Many private schools will present you with their annual graduating class’s college acceptance rate, as well as a list of schools to which these students are accepted.  If college is the goal for your student, you should ask for this data if it is not offered.  However, remember that college acceptance is not the same as college completion.  Most schools do not track whether their alumni actually graduate from the colleges where they start, if they even track college graduation rates at all.  This is not meant to be a negative statement about private schools- public schools don’t collect this data either- but you should not give such information from the private schools more weight than it warrants.

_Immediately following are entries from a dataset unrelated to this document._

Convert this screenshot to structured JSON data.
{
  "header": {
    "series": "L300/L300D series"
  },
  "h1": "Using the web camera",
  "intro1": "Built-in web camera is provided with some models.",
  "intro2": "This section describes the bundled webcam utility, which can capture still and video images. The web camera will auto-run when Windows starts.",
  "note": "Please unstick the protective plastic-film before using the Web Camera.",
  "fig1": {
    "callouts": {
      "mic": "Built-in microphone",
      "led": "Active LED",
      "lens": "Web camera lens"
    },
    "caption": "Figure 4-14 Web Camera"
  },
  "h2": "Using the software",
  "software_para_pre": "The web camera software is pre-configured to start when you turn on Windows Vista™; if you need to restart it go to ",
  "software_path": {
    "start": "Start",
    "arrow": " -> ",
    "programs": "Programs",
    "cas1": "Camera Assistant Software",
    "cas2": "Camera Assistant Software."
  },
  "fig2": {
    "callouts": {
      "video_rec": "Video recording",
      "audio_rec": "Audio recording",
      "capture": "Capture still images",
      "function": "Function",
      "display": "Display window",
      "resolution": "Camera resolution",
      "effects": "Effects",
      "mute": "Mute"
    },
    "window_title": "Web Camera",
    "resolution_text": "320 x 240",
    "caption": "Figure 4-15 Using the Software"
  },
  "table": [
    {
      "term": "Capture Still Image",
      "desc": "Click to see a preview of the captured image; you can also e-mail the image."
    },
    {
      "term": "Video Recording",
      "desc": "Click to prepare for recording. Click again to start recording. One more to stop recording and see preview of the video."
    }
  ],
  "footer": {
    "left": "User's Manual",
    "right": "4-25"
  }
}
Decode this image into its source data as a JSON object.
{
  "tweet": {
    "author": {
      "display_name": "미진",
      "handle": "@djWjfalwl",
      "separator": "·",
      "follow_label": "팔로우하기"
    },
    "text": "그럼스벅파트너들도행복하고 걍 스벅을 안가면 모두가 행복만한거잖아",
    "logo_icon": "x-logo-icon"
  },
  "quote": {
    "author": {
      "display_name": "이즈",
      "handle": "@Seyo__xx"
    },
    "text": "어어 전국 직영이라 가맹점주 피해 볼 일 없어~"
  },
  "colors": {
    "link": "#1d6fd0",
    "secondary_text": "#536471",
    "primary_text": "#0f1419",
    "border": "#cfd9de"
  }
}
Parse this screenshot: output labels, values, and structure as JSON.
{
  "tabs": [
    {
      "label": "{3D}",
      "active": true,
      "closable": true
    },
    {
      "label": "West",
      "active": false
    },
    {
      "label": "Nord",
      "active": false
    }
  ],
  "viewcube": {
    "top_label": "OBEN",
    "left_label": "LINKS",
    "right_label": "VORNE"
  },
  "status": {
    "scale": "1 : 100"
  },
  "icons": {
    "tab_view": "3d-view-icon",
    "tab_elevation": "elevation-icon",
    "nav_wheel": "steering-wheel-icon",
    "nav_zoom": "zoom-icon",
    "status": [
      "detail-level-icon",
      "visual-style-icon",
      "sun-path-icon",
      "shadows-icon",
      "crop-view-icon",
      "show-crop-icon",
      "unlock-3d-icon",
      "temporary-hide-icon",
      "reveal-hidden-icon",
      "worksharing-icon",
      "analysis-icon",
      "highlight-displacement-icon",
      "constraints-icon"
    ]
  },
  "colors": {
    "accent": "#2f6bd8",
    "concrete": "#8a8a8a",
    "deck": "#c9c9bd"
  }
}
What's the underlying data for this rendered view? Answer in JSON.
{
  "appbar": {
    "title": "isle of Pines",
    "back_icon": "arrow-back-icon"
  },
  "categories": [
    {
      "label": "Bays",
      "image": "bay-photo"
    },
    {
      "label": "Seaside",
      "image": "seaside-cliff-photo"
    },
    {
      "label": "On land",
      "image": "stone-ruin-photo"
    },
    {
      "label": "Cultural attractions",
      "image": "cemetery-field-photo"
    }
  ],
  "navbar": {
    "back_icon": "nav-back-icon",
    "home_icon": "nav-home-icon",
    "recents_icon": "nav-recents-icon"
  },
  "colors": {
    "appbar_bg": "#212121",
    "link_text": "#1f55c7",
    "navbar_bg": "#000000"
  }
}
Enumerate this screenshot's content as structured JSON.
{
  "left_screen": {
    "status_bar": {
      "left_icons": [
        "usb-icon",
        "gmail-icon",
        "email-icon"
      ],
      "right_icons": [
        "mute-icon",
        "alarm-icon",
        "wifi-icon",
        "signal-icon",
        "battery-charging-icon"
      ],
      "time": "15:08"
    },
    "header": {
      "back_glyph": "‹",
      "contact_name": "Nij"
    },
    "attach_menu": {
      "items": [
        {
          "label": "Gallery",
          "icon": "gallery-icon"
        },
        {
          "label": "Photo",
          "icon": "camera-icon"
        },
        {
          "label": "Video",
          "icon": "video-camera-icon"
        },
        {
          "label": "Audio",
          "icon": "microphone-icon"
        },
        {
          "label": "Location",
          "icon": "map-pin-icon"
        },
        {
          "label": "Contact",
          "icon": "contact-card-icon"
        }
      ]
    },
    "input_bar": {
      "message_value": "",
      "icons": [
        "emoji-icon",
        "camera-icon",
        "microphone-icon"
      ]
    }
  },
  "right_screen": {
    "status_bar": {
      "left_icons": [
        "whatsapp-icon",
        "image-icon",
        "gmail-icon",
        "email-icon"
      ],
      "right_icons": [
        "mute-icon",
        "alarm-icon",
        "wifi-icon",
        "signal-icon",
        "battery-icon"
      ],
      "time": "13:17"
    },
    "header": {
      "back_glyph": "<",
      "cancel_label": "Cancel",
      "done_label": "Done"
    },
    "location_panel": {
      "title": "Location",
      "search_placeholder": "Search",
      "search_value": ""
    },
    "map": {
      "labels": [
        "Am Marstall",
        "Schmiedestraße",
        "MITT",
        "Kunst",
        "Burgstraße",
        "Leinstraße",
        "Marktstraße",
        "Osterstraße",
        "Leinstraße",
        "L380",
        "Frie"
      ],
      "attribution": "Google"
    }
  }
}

If you can get this information from your public district, you may wish to ask whether students who return to the public schools from the particular private school you’re considering place back into their expected grade level or have to repeat a year.    Private schools do not usually have to follow state curricula, so your student may have to catch up in certain subjects in order to be on grade level.

When you are researching a private school, read its mission statement and see how well it fits your student’s needs.  Some schools are founded to serve a particular population (e.g. students with emotional difficulties), but some begin accepting students with other kinds of problems in order to maintain their head count.  While there is certainly a lot of comorbidity amongst learning disabilities and other kinds of problems (e.g depression), you want to keep in mind what you hope to achieve by sending your student to a private school.  If your goal is to get him help for a language-based learning disorder, then a school with a psychologically therapeutic mission may not be the best fit (even if the school representative assures you that they handle all sorts of students).  Remind yourself of what kind of help you are trying to get for your student.

One important factor to consider when looking into a private school is your student’s feelings about it.  Some students have a very positive experience at these private schools because they are in a place that feels safe and where others share their struggles. Some make their first friends at these schools.  However, other students feel that attending a school for students with learning disabilities is a comedown- an indicator that they are not as capable as other students who attend their local high school.  Students who feel this way may have their negative self-perceptions reinforced by attending a school outside of their district.  You need to gauge your student’s feelings as an important part of your decision-making process.  This is why it is important to take your child for a day visit to the school you’re considering.

Whatever you decide to do in choosing a school for you student, make sure your student will get what you expect her/him to receive for the tuition you will be paying.  Don’t be afraid to ask questions- it’s your money and, more importantly, your student’s education.

Questions for schools:

  1. How many of your teachers are certified in special education?  What subjects do these people teach?
  2. Is this school accredited by the state?  If not, what do students have to do in order to earn a high school diploma?
  3. May I see a copy of the curriculum for the grade my student would be entering next year?
  4. How many of your teachers were new this year?  Last year?  The year before that?
  5. Which teachers would work with my student next year?  What classes do they teach, and in what subjects are they certified?